Try as they might, the Russian space program is having a hard time sustaining a positive news cycle. For every small step forward, it seems they take one giant leap back. Budget cuts, program delays, and regular launch failures dog Russia’s space industry at every turn — making small victories and promises of glories still to come harder and harder to swallow.
Speaking at the Paris Air Show, Igor Komarov said he expects Roscosmos to participate in the Deep Space Gateway, NASA's concept for a crew-tended facility operating in lunar orbit.
Russia’s Proton rocket returned to service June 7, almost one year to the date from vehicle’s last flight, delivering a U.S. telecommunications satellite into geostationary transfer orbit.
Satellite fleet operator Eutelsat has paid its Russian counterpart, Russian Satellite Communications Co. (RCSS), monies overdue on a multi-year contract valued more than 400 million euros ($424 million) despite an ongoing legal battle between the Russian government and the shareholders of the former Yukos oil company.
As he prepares to leave office, NASA Administrator Charles Bolden said that the agency’s relationship with its Russian counterpart remains strong despite continued, broader geopolitical tensions.
The Russian space agency, Roscosmos, on Oct. 21 gave written warning to the French government that it would take France to court in six months unless France’s Arianespace launch-service company frees up about 300 million euros ($330 million) in long-overdue payments.
Roscosmos officials said Sept. 26 they planned to reduce the size of their crew on the International Space Station next year from three to two.
An anticipated decision by Russia’s space agency to temporarily reduce the size of its crew on the International Space Station should not have a major effect on NASA’s operations there, an agency official said.
The European and Russian space agencies on May 2 said their joint ExoMars 2018 mission carrying a rover and an experiment-filled landing platform to Mars would not be ready in time and would be delayed to July 2020.
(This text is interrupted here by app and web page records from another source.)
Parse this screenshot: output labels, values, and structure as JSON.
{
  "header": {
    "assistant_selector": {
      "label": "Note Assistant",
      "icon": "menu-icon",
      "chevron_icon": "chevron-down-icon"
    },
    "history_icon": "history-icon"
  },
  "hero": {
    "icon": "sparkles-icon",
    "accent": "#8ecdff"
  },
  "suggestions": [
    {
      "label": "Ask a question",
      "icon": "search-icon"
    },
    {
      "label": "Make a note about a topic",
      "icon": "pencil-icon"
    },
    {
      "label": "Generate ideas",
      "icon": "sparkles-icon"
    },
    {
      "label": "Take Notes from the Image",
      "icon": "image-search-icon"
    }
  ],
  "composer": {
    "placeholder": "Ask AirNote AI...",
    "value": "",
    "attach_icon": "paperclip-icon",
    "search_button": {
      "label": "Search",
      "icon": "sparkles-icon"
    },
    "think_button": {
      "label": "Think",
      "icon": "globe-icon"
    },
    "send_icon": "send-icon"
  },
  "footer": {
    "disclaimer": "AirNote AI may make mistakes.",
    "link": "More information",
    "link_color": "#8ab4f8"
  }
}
Russia’s Roscosmos, acting in its new role as a state corporation tasked with reforming Russia’s space industry, on April 19 said debt-ridden space-hardware builder Khrunichev Space Center had been provided with subsidies and loans to stabilize its accounts.
Decisions by separate French courts have removed an immediate threat to the business relationship between French and European launch-service providers and satellite fleet operators caught up in the dispute between the Russian government and the former shareholders of Russia’s Yukos energy company.
The May 29 statement by Roscosmos on the May 16 Proton rocket failure confirmed initial suspicions of a third-stage engine issue but otherwise left many questions unanswered about the failure’s origin.